**EXERCISE**. Return every line below in which "text" appears.
════════════════════
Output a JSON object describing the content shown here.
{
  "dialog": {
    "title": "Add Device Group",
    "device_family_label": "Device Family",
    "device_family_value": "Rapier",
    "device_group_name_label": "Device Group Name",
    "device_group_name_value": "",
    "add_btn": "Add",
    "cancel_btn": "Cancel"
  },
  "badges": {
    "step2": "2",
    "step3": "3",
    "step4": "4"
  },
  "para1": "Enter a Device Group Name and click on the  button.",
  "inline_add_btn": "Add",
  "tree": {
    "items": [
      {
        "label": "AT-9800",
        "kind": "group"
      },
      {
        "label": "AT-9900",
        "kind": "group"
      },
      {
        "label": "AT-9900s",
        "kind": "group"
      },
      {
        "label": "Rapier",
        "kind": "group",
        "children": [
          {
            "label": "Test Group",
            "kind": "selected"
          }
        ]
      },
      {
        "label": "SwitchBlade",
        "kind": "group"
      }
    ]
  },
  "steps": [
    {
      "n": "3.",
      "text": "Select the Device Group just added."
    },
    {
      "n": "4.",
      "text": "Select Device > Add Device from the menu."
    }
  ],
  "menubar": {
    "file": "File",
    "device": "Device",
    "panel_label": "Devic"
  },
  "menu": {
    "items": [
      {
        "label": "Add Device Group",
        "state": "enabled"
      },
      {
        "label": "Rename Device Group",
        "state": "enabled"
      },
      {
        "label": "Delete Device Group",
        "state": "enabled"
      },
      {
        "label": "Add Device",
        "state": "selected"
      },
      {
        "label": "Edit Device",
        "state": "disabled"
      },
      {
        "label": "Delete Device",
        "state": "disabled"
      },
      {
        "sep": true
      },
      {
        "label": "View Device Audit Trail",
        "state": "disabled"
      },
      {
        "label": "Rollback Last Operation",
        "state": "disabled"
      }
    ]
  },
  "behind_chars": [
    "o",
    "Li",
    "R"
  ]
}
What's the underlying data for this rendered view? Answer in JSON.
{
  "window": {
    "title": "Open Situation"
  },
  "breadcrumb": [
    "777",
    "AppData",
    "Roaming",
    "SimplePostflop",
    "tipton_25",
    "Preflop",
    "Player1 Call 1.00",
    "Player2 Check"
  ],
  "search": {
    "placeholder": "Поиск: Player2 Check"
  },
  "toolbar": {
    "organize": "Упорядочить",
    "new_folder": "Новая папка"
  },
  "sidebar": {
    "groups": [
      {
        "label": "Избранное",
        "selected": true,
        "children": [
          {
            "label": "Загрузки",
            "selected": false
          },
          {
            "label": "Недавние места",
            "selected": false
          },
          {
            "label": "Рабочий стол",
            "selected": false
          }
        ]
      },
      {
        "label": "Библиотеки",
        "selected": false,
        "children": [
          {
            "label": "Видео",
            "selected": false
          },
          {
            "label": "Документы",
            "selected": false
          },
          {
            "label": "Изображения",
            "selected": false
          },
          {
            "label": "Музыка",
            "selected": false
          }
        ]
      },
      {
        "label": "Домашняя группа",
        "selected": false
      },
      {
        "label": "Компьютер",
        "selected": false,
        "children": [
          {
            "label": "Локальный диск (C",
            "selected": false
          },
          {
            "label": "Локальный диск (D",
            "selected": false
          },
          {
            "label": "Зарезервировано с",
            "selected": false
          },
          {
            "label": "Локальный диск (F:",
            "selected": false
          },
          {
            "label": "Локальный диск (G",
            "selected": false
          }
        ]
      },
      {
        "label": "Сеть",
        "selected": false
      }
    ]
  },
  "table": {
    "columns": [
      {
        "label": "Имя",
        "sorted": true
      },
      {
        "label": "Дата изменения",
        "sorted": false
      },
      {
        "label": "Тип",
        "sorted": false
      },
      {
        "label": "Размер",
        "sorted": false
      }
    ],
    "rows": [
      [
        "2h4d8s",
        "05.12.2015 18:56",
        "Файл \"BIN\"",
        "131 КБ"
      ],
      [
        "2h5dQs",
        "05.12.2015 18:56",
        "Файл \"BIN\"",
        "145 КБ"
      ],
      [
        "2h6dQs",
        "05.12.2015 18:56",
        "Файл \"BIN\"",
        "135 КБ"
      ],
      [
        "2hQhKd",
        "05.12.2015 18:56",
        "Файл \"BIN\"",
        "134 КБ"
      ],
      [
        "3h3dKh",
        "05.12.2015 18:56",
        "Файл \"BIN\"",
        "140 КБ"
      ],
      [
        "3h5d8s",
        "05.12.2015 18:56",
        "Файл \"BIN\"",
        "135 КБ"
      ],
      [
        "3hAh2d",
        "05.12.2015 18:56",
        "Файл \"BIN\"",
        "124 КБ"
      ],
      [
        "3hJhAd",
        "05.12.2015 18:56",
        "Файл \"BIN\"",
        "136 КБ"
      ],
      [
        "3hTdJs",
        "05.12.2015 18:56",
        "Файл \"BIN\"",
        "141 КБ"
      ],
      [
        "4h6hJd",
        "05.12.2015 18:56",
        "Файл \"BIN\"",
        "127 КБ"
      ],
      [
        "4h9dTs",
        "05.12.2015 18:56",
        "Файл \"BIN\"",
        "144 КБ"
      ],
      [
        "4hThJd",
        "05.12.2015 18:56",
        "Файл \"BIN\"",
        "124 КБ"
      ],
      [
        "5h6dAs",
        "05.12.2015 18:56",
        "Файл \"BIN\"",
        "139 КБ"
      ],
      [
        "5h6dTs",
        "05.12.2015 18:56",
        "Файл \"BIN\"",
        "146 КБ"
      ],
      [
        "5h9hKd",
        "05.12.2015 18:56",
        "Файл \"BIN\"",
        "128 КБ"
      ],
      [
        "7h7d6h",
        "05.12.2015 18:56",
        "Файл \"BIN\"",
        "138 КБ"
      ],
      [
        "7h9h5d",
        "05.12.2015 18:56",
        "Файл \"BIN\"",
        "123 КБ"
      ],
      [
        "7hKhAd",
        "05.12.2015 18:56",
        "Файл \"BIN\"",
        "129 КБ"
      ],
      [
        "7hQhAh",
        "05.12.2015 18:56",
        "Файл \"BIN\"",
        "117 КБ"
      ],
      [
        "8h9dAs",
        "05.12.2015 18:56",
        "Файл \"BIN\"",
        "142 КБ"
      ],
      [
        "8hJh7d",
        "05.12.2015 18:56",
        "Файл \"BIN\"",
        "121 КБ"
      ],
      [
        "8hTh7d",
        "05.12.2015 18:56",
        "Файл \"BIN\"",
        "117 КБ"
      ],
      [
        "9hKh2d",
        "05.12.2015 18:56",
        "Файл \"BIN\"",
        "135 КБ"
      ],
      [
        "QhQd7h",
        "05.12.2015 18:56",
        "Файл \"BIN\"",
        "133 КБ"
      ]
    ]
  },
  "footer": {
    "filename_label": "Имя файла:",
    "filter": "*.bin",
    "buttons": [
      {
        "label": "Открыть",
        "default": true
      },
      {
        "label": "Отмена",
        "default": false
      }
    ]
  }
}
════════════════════
**EXERCISE RESULT**.
      "text": "Select the Device Group just added."
      "text": "Select Device > Add Device from the menu."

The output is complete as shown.